Read the lines below, and copy any that contain the string "arrow".

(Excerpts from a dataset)
* * * * * * *

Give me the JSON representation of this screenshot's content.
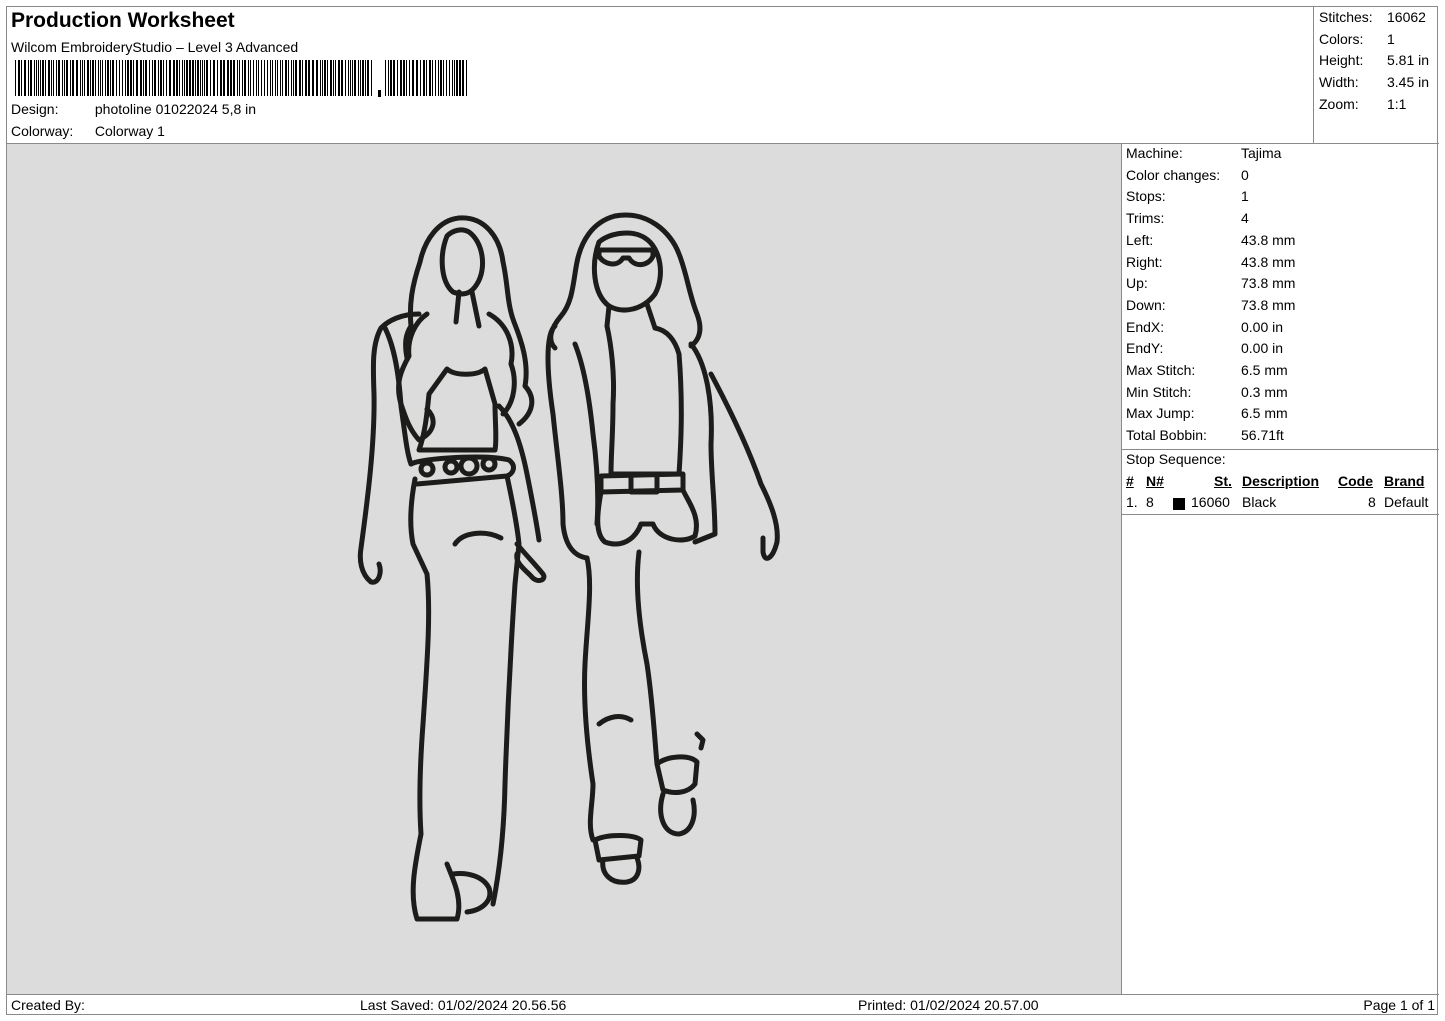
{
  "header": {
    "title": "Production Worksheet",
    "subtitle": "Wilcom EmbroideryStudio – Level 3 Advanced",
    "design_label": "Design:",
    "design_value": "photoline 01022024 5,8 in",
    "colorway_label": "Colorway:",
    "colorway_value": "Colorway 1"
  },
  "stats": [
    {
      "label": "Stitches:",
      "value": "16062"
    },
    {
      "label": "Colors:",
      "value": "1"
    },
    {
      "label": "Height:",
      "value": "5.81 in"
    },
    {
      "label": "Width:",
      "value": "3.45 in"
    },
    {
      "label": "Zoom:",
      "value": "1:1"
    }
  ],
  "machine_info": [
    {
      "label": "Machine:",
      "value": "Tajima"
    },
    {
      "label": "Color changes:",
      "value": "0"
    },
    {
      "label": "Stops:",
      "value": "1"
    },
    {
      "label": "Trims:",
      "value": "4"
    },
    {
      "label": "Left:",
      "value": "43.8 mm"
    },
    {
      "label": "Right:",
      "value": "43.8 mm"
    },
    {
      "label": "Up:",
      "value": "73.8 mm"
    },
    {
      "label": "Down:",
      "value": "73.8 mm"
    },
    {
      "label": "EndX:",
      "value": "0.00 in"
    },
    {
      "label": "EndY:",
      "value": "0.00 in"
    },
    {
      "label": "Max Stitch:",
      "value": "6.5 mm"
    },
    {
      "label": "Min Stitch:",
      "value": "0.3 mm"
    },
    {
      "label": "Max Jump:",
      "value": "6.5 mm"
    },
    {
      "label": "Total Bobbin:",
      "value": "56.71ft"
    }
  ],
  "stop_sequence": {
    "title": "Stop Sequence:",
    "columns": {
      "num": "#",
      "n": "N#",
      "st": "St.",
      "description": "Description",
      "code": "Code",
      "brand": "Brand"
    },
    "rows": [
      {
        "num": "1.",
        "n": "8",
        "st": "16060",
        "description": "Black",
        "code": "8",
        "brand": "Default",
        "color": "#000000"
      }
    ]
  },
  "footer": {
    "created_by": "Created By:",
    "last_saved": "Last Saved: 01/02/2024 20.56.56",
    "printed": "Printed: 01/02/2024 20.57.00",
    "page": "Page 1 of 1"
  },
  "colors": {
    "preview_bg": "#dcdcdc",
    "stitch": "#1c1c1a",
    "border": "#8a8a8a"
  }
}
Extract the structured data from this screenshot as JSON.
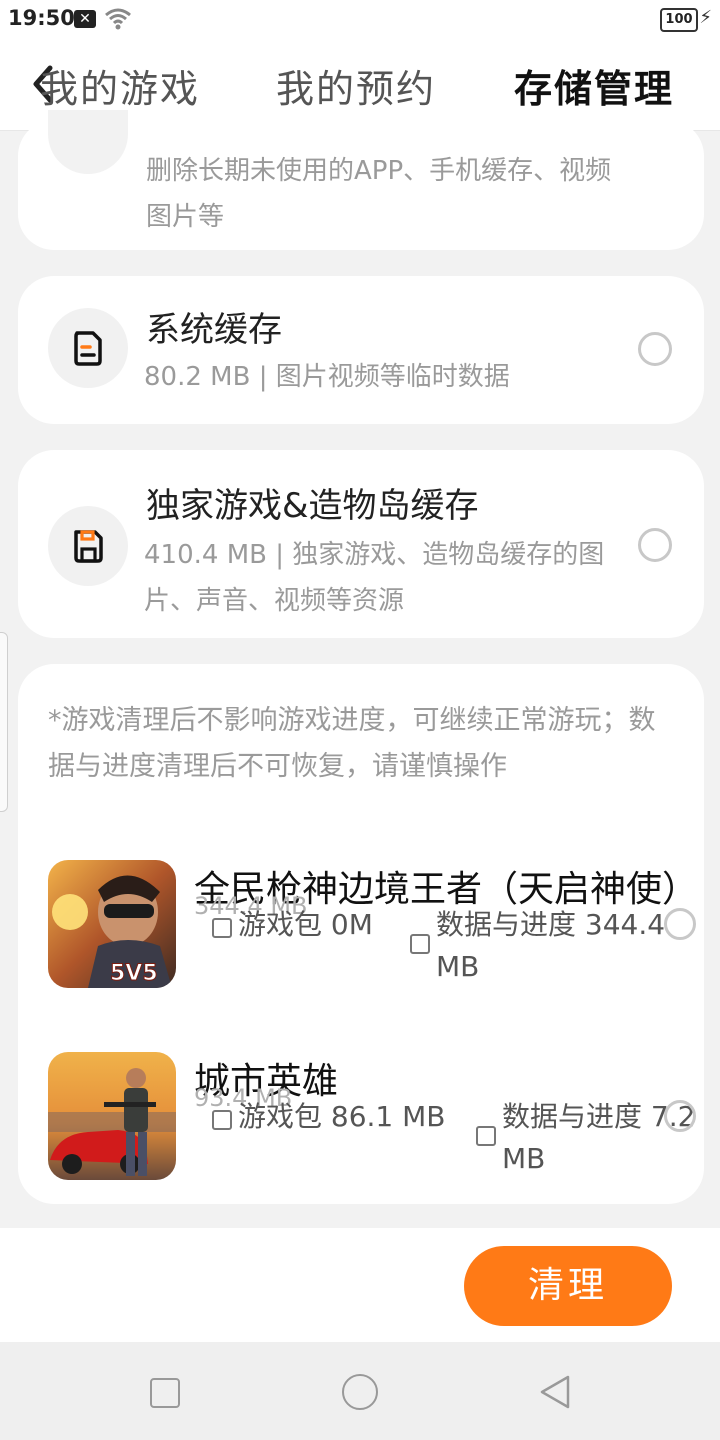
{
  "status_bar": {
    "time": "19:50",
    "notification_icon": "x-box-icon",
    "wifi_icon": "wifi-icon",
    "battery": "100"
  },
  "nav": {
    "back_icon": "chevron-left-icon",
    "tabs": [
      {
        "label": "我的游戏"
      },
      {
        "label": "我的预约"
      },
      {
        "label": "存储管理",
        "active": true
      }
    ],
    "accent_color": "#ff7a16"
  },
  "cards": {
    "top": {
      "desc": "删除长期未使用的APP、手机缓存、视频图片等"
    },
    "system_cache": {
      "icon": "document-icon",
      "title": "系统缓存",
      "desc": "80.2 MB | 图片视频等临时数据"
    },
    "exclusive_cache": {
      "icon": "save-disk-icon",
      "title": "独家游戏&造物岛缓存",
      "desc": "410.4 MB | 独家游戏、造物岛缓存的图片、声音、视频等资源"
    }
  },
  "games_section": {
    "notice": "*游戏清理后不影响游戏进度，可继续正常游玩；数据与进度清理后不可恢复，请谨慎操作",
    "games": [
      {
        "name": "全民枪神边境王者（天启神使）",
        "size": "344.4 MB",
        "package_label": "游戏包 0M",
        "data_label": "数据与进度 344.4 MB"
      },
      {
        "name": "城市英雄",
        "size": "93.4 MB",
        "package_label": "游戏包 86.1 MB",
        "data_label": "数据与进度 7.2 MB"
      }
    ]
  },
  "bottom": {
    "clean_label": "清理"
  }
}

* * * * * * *

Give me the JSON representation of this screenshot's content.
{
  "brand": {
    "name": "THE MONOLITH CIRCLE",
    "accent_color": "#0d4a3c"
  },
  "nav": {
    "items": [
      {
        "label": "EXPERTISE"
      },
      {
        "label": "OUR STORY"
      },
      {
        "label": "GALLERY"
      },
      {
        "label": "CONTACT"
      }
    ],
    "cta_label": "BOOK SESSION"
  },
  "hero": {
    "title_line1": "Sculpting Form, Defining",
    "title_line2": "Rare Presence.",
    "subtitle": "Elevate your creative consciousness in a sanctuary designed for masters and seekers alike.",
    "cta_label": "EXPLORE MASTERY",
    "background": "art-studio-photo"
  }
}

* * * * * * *

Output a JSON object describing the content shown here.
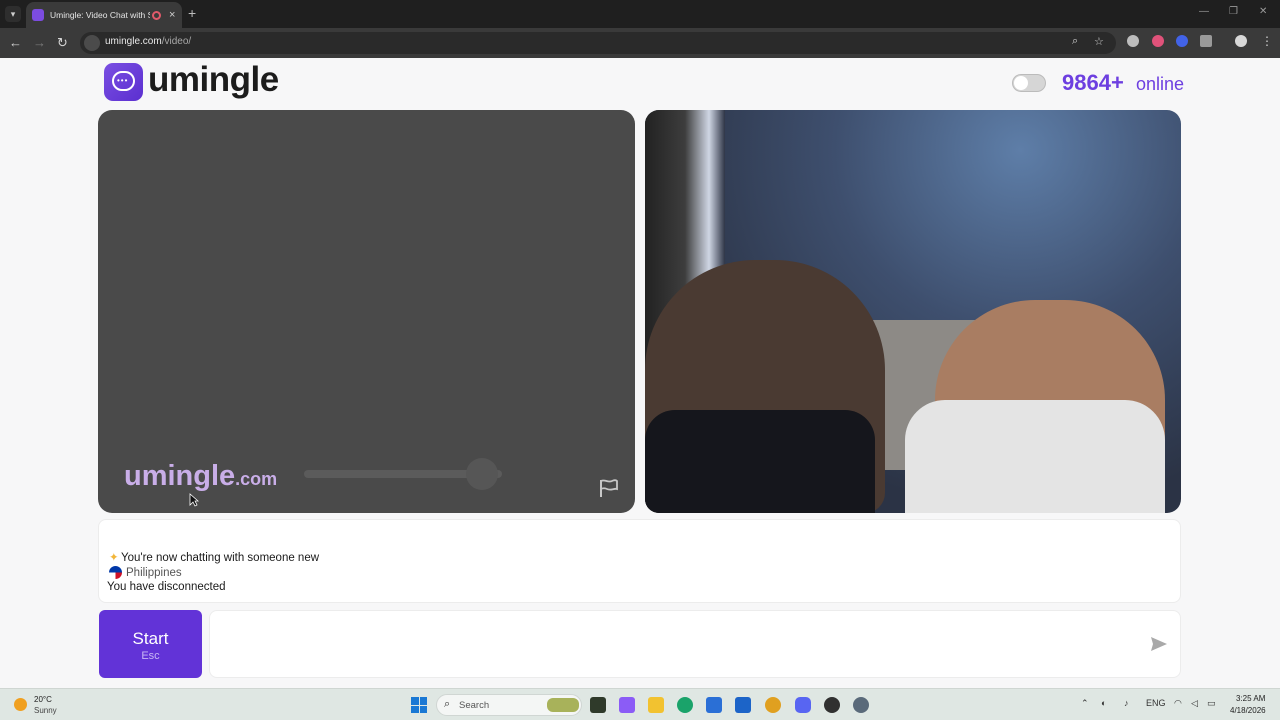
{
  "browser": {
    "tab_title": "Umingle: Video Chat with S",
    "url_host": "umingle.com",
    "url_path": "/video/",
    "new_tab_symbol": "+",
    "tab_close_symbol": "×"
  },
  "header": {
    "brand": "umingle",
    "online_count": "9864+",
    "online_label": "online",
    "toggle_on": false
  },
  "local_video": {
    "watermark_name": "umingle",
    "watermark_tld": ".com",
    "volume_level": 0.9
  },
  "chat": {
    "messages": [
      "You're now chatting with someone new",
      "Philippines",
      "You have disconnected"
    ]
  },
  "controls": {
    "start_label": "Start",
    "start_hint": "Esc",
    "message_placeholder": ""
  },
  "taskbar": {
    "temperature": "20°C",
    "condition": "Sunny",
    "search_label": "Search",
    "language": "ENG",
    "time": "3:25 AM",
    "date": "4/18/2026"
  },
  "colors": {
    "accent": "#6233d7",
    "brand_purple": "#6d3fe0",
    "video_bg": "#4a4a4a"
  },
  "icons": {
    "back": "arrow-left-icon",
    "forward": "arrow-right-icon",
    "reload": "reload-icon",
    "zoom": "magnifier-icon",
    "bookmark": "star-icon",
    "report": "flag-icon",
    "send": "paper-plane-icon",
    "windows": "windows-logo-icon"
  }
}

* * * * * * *

Answer to this exercise:
    "back": "arrow-left-icon",
    "forward": "arrow-right-icon",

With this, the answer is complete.